[WORKING DATA]:
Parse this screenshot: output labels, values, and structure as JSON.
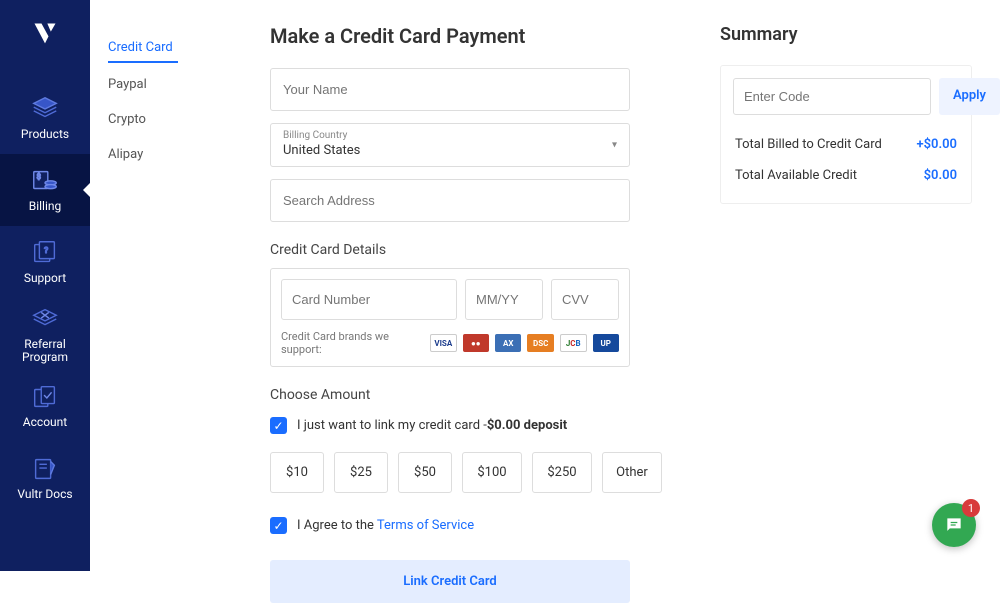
{
  "sidebar": {
    "items": [
      {
        "label": "Products"
      },
      {
        "label": "Billing"
      },
      {
        "label": "Support"
      },
      {
        "label": "Referral\nProgram"
      },
      {
        "label": "Account"
      },
      {
        "label": "Vultr Docs"
      }
    ]
  },
  "tabs": {
    "credit_card": "Credit Card",
    "paypal": "Paypal",
    "crypto": "Crypto",
    "alipay": "Alipay"
  },
  "form": {
    "title": "Make a Credit Card Payment",
    "name_placeholder": "Your Name",
    "country_label": "Billing Country",
    "country_value": "United States",
    "address_placeholder": "Search Address",
    "cc_section_title": "Credit Card Details",
    "cc_number_placeholder": "Card Number",
    "cc_exp_placeholder": "MM/YY",
    "cc_cvv_placeholder": "CVV",
    "cc_brands_label": "Credit Card brands we support:",
    "choose_amount_title": "Choose Amount",
    "link_only_prefix": "I just want to link my credit card -",
    "link_only_bold": "$0.00 deposit",
    "amounts": [
      "$10",
      "$25",
      "$50",
      "$100",
      "$250",
      "Other"
    ],
    "agree_prefix": "I Agree to the ",
    "agree_link": "Terms of Service",
    "submit_label": "Link Credit Card"
  },
  "summary": {
    "title": "Summary",
    "code_placeholder": "Enter Code",
    "apply_label": "Apply",
    "billed_label": "Total Billed to Credit Card",
    "billed_value": "+$0.00",
    "credit_label": "Total Available Credit",
    "credit_value": "$0.00"
  },
  "chat": {
    "badge": "1"
  }
}
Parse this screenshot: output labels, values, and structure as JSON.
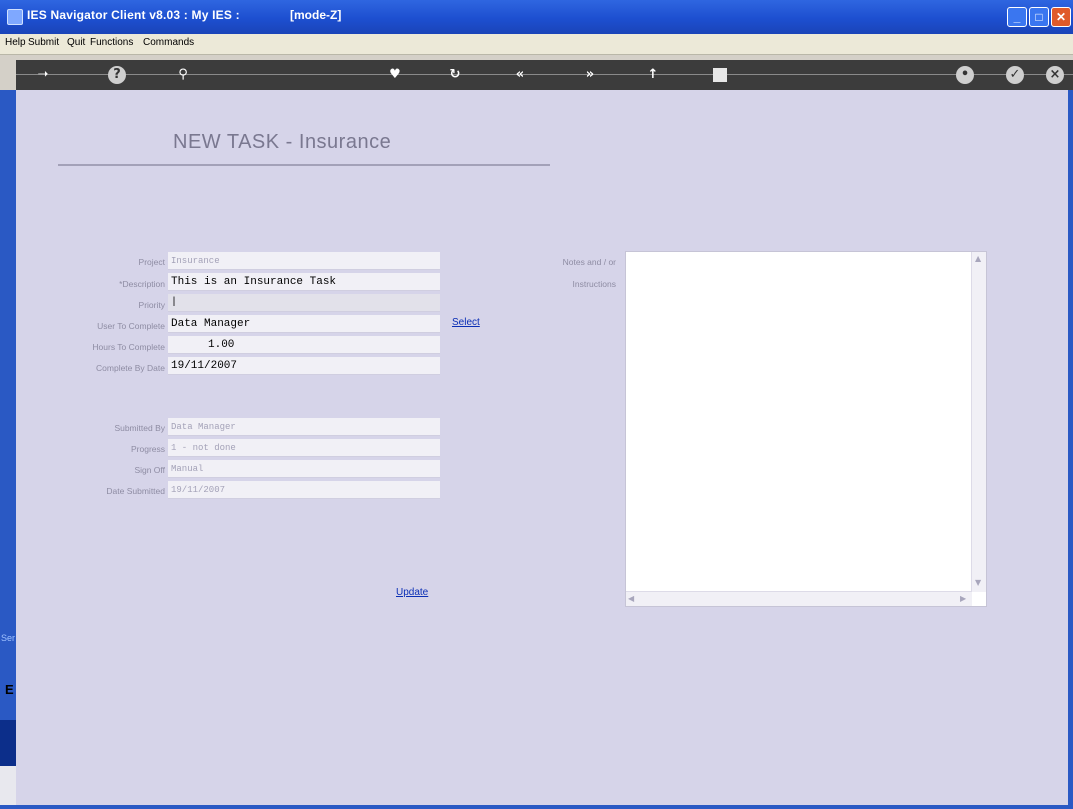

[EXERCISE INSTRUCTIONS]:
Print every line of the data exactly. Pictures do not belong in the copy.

[WRITTEN SOLUTION]:
Parse this screenshot: output labels, values, and structure as JSON.
{
  "sidebar": {
    "items": [
      {
        "label": "Products"
      },
      {
        "label": "Billing"
      },
      {
        "label": "Support"
      },
      {
        "label": "Referral\nProgram"
      },
      {
        "label": "Account"
      },
      {
        "label": "Vultr Docs"
      }
    ]
  },
  "tabs": {
    "credit_card": "Credit Card",
    "paypal": "Paypal",
    "crypto": "Crypto",
    "alipay": "Alipay"
  },
  "form": {
    "title": "Make a Credit Card Payment",
    "name_placeholder": "Your Name",
    "country_label": "Billing Country",
    "country_value": "United States",
    "address_placeholder": "Search Address",
    "cc_section_title": "Credit Card Details",
    "cc_number_placeholder": "Card Number",
    "cc_exp_placeholder": "MM/YY",
    "cc_cvv_placeholder": "CVV",
    "cc_brands_label": "Credit Card brands we support:",
    "choose_amount_title": "Choose Amount",
    "link_only_prefix": "I just want to link my credit card -",
    "link_only_bold": "$0.00 deposit",
    "amounts": [
      "$10",
      "$25",
      "$50",
      "$100",
      "$250",
      "Other"
    ],
    "agree_prefix": "I Agree to the ",
    "agree_link": "Terms of Service",
    "submit_label": "Link Credit Card"
  },
  "summary": {
    "title": "Summary",
    "code_placeholder": "Enter Code",
    "apply_label": "Apply",
    "billed_label": "Total Billed to Credit Card",
    "billed_value": "+$0.00",
    "credit_label": "Total Available Credit",
    "credit_value": "$0.00"
  },
  "chat": {
    "badge": "1"
  }
}
Parse this screenshot: output labels, values, and structure as JSON.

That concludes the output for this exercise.